In the book, Beyond Digital, Paul Leinwand and Mahadeva Matt Mani, both from accounting services giant, PwC, discuss how CEOs at some of America's most successful companies, transformed their businesses. Let's examine their findings.
Be prepared to stand apart
In Warren Buffett's first ever television interview, he explained why he decided to set up his business in Omaha, Nebraska, rather than Wall Street.
The Oracle suggested that he got enough news in the Cornhusker State to make the right decisions and maintain intellectual independence. Had Buffett set up shop in New York, he would have been sucked into a way of thinking advocated by Manhattan's so-called Masters Of The Universe.
The basis of this billionaire's edge is his acknowledgement that no matter your intentions, power or motivation? Your environment is the key driver of your behavior.
Will Thorndike titled his book, The Outsiders, because he found that many of the best CEOs were just that. These captains of industry compounded shareholder value at incredible rates and often did so away from major financial centers and always in very idiosyncratic ways.
Start a circle
Everyone has their circle of competence. The true genius of great CEOs is understanding what their strengths are and leaning into them.When Dean Rogers' career in the NFL was drawing to a close, he had to think carefully about what his off-the-field career would look like. He leaned into his circle of competence and built the Home Helpers Group in Central Valley, California with immediate success. Understanding his circle of competence is the basis for his wins as a real estate investor.
The best CEOs search out their limits. They want to know what they don't know. They also want to know what their failings are, because they understand it can help make them better. They see negative feedback as an opportunity to get better, not as a sign of their inadequacy.
Know your weaknesses, use your strengths
Some weaknesses can be ignored. For instance, if you're an investor but can't understand a certain kind of business, it's best to move on rather than wasting time trying to figure out a format you may never get. However, there are things which are important to the running of your company that absolutely have to be fixed.The best leaders lean on their strengths to develop the skills they need to get better. For example, if a boss lacks creativity, but is disciplined, he or she can lean on that discipline to find ways to develop creativity.
Sir Isaac Newton, the great physicist who discovered the laws of gravity, famously said, "if I have seen further it is by standing on the shoulders of giants".
Success is about searching out those who are better than us, regardless of whether they are different in how they look, sound, act or think.
Are you experienced?
Royal Philips CEO, Frans van Houten, recounts how when he was appointed to head a new segment of the company, his then boss told him he was there, "to learn to lead people rather than just being a smart-ass in the class".
As head of the semiconductor business, he did not know much about the product. What he did have was a willingness to expose himself to experiences where he would be forced to adapt and learn. He was prepared to feel stupid in order to develop.
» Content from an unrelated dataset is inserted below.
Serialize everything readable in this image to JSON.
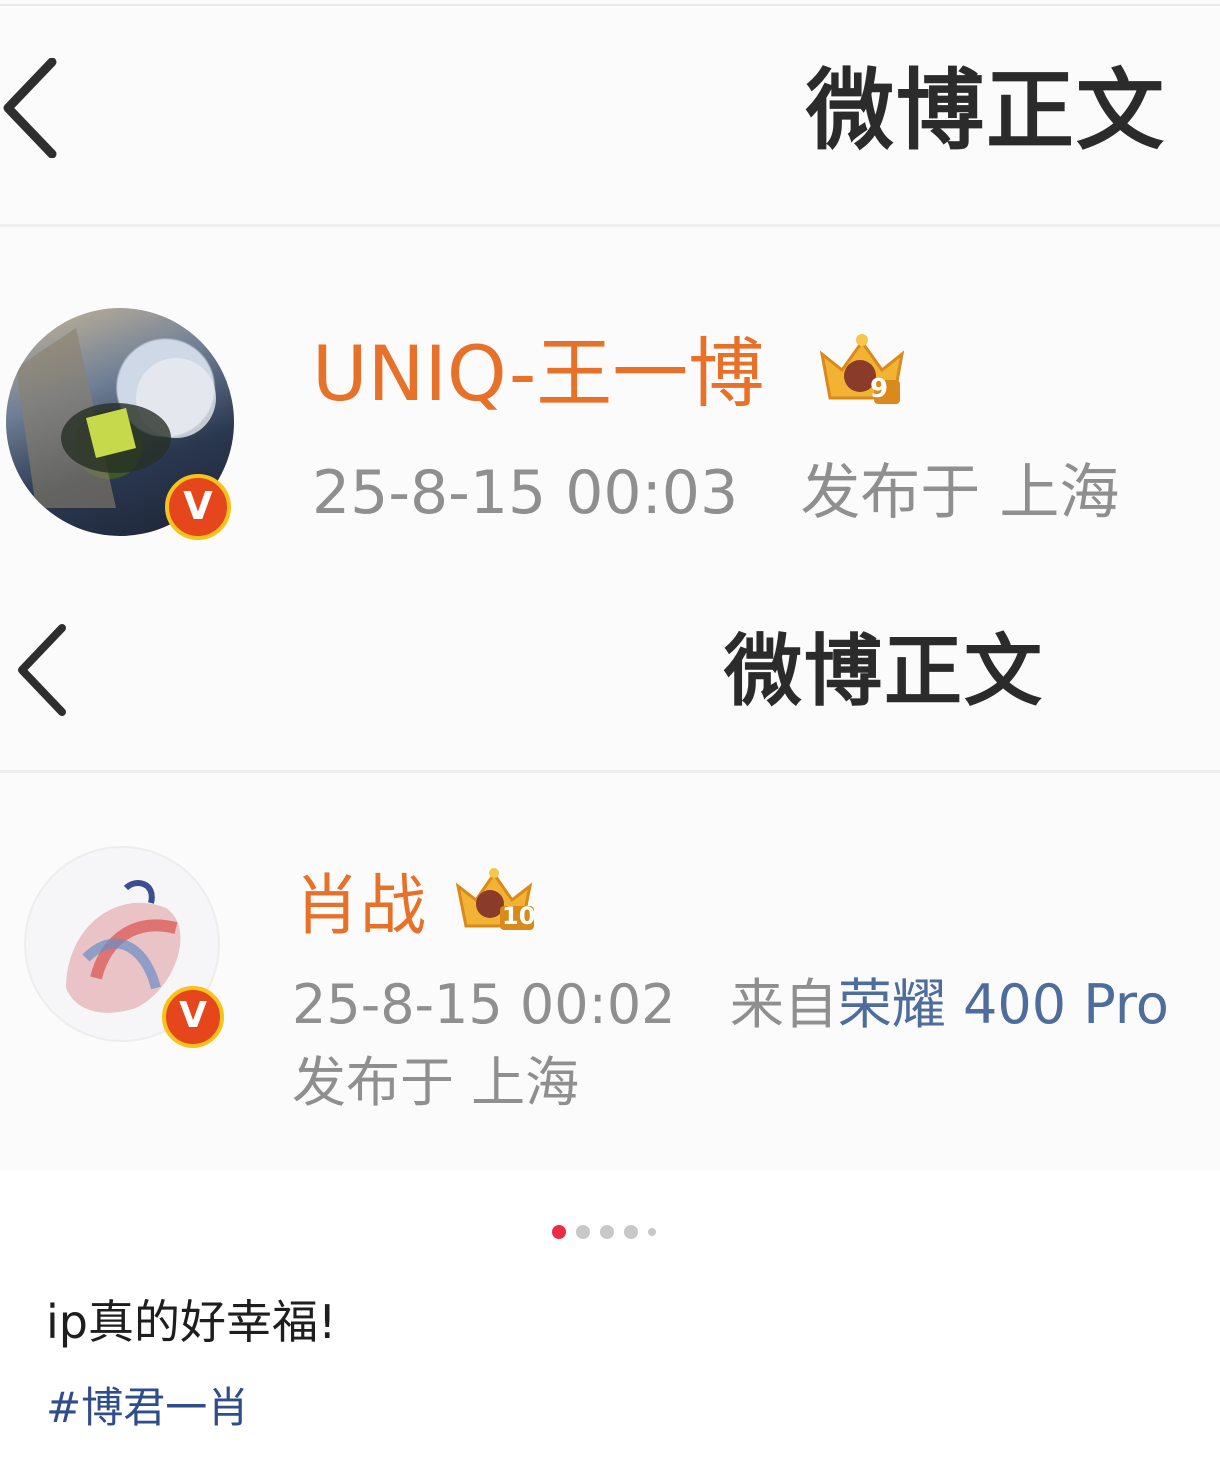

As a CEO, you should prize getting better over wanting to always feel like an expert. Be comfortable not being an expert everywhere, so you can learn more. The price of success is the willingness to challenge yourself.